## EXERCISE MATERIALS
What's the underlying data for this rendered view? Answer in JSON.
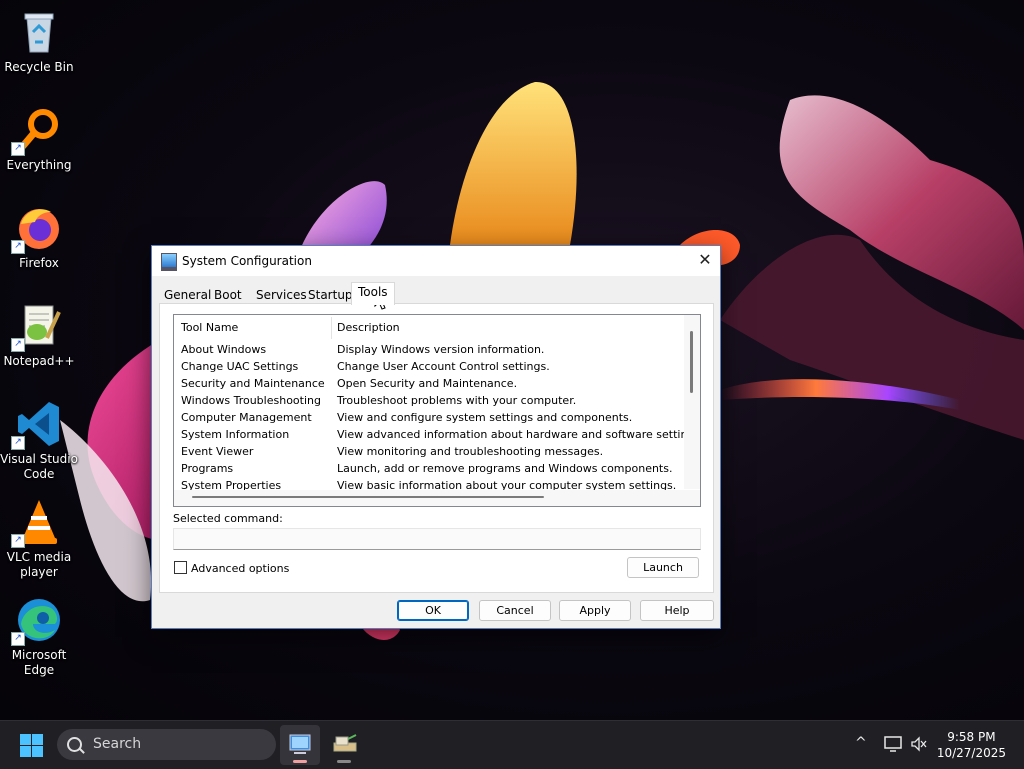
{
  "desktop": {
    "icons": [
      {
        "label": "Recycle Bin",
        "icon": "recycle-bin-icon",
        "shortcut": false
      },
      {
        "label": "Everything",
        "icon": "everything-icon",
        "shortcut": true
      },
      {
        "label": "Firefox",
        "icon": "firefox-icon",
        "shortcut": true
      },
      {
        "label": "Notepad++",
        "icon": "notepadpp-icon",
        "shortcut": true
      },
      {
        "label": "Visual Studio Code",
        "icon": "vscode-icon",
        "shortcut": true
      },
      {
        "label": "VLC media player",
        "icon": "vlc-icon",
        "shortcut": true
      },
      {
        "label": "Microsoft Edge",
        "icon": "edge-icon",
        "shortcut": true
      }
    ]
  },
  "dialog": {
    "title": "System Configuration",
    "close_symbol": "✕",
    "tabs": [
      {
        "label": "General",
        "active": false
      },
      {
        "label": "Boot",
        "active": false
      },
      {
        "label": "Services",
        "active": false
      },
      {
        "label": "Startup",
        "active": false
      },
      {
        "label": "Tools",
        "active": true
      }
    ],
    "table": {
      "columns": [
        "Tool Name",
        "Description"
      ],
      "rows": [
        [
          "About Windows",
          "Display Windows version information."
        ],
        [
          "Change UAC Settings",
          "Change User Account Control settings."
        ],
        [
          "Security and Maintenance",
          "Open Security and Maintenance."
        ],
        [
          "Windows Troubleshooting",
          "Troubleshoot problems with your computer."
        ],
        [
          "Computer Management",
          "View and configure system settings and components."
        ],
        [
          "System Information",
          "View advanced information about hardware and software settings."
        ],
        [
          "Event Viewer",
          "View monitoring and troubleshooting messages."
        ],
        [
          "Programs",
          "Launch, add or remove programs and Windows components."
        ],
        [
          "System Properties",
          "View basic information about your computer system settings."
        ]
      ]
    },
    "selected_command_label": "Selected command:",
    "selected_command_value": "",
    "advanced_options_label": "Advanced options",
    "advanced_options_checked": false,
    "launch_label": "Launch",
    "buttons": {
      "ok": "OK",
      "cancel": "Cancel",
      "apply": "Apply",
      "help": "Help"
    }
  },
  "taskbar": {
    "search_placeholder": "Search",
    "apps": [
      {
        "name": "system-configuration",
        "active": true
      },
      {
        "name": "setup-utility",
        "active": false
      }
    ],
    "tray": {
      "chevron": "^"
    },
    "clock": {
      "time": "9:58 PM",
      "date": "10/27/2025"
    }
  },
  "colors": {
    "accent": "#0067c0",
    "start": "#4cc2ff",
    "taskbar": "#1f1f24"
  }
}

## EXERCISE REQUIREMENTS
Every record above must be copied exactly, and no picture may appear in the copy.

## YOUR SOLUTION
What's the underlying data for this rendered view? Answer in JSON.
{
  "desktop": {
    "icons": [
      {
        "label": "Recycle Bin",
        "icon": "recycle-bin-icon",
        "shortcut": false
      },
      {
        "label": "Everything",
        "icon": "everything-icon",
        "shortcut": true
      },
      {
        "label": "Firefox",
        "icon": "firefox-icon",
        "shortcut": true
      },
      {
        "label": "Notepad++",
        "icon": "notepadpp-icon",
        "shortcut": true
      },
      {
        "label": "Visual Studio Code",
        "icon": "vscode-icon",
        "shortcut": true
      },
      {
        "label": "VLC media player",
        "icon": "vlc-icon",
        "shortcut": true
      },
      {
        "label": "Microsoft Edge",
        "icon": "edge-icon",
        "shortcut": true
      }
    ]
  },
  "dialog": {
    "title": "System Configuration",
    "close_symbol": "✕",
    "tabs": [
      {
        "label": "General",
        "active": false
      },
      {
        "label": "Boot",
        "active": false
      },
      {
        "label": "Services",
        "active": false
      },
      {
        "label": "Startup",
        "active": false
      },
      {
        "label": "Tools",
        "active": true
      }
    ],
    "table": {
      "columns": [
        "Tool Name",
        "Description"
      ],
      "rows": [
        [
          "About Windows",
          "Display Windows version information."
        ],
        [
          "Change UAC Settings",
          "Change User Account Control settings."
        ],
        [
          "Security and Maintenance",
          "Open Security and Maintenance."
        ],
        [
          "Windows Troubleshooting",
          "Troubleshoot problems with your computer."
        ],
        [
          "Computer Management",
          "View and configure system settings and components."
        ],
        [
          "System Information",
          "View advanced information about hardware and software settings."
        ],
        [
          "Event Viewer",
          "View monitoring and troubleshooting messages."
        ],
        [
          "Programs",
          "Launch, add or remove programs and Windows components."
        ],
        [
          "System Properties",
          "View basic information about your computer system settings."
        ]
      ]
    },
    "selected_command_label": "Selected command:",
    "selected_command_value": "",
    "advanced_options_label": "Advanced options",
    "advanced_options_checked": false,
    "launch_label": "Launch",
    "buttons": {
      "ok": "OK",
      "cancel": "Cancel",
      "apply": "Apply",
      "help": "Help"
    }
  },
  "taskbar": {
    "search_placeholder": "Search",
    "apps": [
      {
        "name": "system-configuration",
        "active": true
      },
      {
        "name": "setup-utility",
        "active": false
      }
    ],
    "tray": {
      "chevron": "^"
    },
    "clock": {
      "time": "9:58 PM",
      "date": "10/27/2025"
    }
  },
  "colors": {
    "accent": "#0067c0",
    "start": "#4cc2ff",
    "taskbar": "#1f1f24"
  }
}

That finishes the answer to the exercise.